Arabella Dorman is an internationally renowned portrait painter and war artist whose work hangs in high profile institutions and collections around the world. Arabella works from her studio in London on private and public commissions, while her conflict art is drawn from first-hand experience of working in Iraq, Afghanistan, Palestine, Gaza, Lesvos and Calais.
Arabella was listed as one of BBC’s Top 100 Women in 2014, and Salt Magazine’s 100 Most Inspiring Women in 2015. Her work has been profiled across national and international television, radio and print, including BBC, CNN, Radio 4, BBC World Service, Al Jazeera, The New York Times and featured on the front cover of The Times, The Guardian and The Sunday Times Magazine.
Arabella is a prominent public speaker and fundraiser. Her recent installation artworks, Suspended (2017 / 18) and Flight (2015) received global critical acclaim, while her last exhibition, Before the Dawn, La Galleria Pall Mall raised over £30,000 for charities Afghanaid and Walking with the Wounded.
Describe a typical day for you?

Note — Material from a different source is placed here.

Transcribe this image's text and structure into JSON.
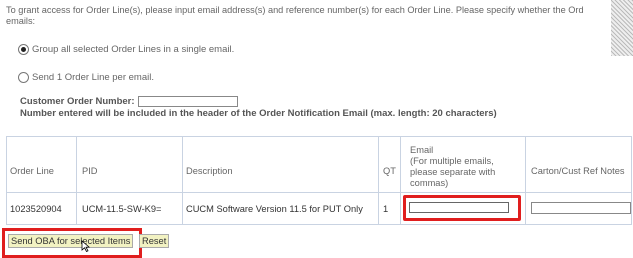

My day really starts with the children and I singing (badly!) on our way to school – I love the happy chaos of walking into their classrooms where the miracle of youth and discovery inspires me every day! Having dropped off the kids, I walk with my beloved Irish Terrier, Zorba, along the Thames to my studio, always pausing to take in the river and the views over London, reflecting on how lucky I am to live in this extraordinary city.
My days in the studio pass quickly in painting commissions, sketching new compositions, and juggling meetings and interviews before rushing home for precious time with the children; I try and play the piano with my daughter and draw with my son before we all curl up for story time! I am lucky enough to have a wonderful husband who loves to cook, so dinner is our downtime, followed by a hot bath where I can finally switch the brain off!
What do you feel are your biggest achievements?
As an artist, it is in revealing the beautiful, the preciousness of life, the pity of war, the plight of those who suffer the conflict and seek refuge, and ultimately, the importance of hope.
In real terms, I guess it must be the hanging of an 8m boat that carried 62 refugees from Turkey to Lesvos, above the nave of St James’s Church Piccadilly (Flight) and two years later, suspending hundreds of discarded refugee clothes in an installation (Suspended) in St James’s Piccadilly and Canterbury Cathedral.
As a mother, it is in balancing the demands of work with family life, and those miracle moments we all have with our children; in watching them learn the beauty of the natural world or running with arms outstretched across the National Gallery (aged 3 & 5) crying “Whistlejacket” after recognising their favourite painting!
What’s in your handbag/ satchel?
Sketchbooks and notebooks. Phone & headphones (it used to be a CD player, and before that a Walkman – music keeps me going through all things!) An old fashioned page-by-page diary – my lifeline. Dog treats, and the endless stones, shells, sticks, leaves, rubber bands, and other ‘treasures’ that the children gather for me!
What are your ambitions in life?
I would like to create a lasting cry against the horrors and waste of war, whilst revealing the fragility and extraordinary beauty of being alive.
What do you wish you’d known at the start of your career you now know?
Not to rush it. To have been bolder and freer – probably the dream of every painter! Not to have been afraid to turn things upside down and find the different angles in life.
Where do you see yourself in 5 years’ time?
Creating more time to play with light – somehow!! Painting, more painting, and exploring the miracles of life, of travel, of my family & friends. My dream is a studio near the sea, filled with light, music, a wood burning fire and the ceaseless movement and sound of water.
What advice would you give a budding artist?
To work hard and never give up. To never let one day go by without seeing and drawing – anything and everything. To have the courage to be honest and to pursue beauty as you see it. True beauty, whether it is of the natural world or the light within our fellow human beings. The world is so astonishingly beautiful. To love your mistakes and embrace them. To believe in your own voice. Not to be afraid of starting again, and knowing when to stop – one of the hardest things!
What do you wish you’d known about motherhood before having kids?
To love every moment – even when they get you up in the middle of the night and drive you mad – to recognise the light that children can shed on all things. I’m glad I didn’t know anything about the joy, pain and beauty of motherhood however as it comes to me as a perpetual and incredible revelation. If anything, I wish I could have relished every precious second even more, you hold on to those moments because life goes too quickly. No time with a child is ever wasted.
Finally, happiness is…
If I am honest, the truest of my many joys – aside from the abiding joy of my children, is painting. It is in the sunlight dancing on the sea, it is shell-collecting in the rain with the children, it is hitting the open road with only a rucksack full of sketchbooks and a few old clothes, it is travelling and discovering remote corners of the world with my husband, it is laughter, it is music, it is the miracle of a shared humanity. Painting, creating, is an unlearning, a re-seeing of the world as if for the first time, and sharing that perpetual revelation with my family is my dream of dreams.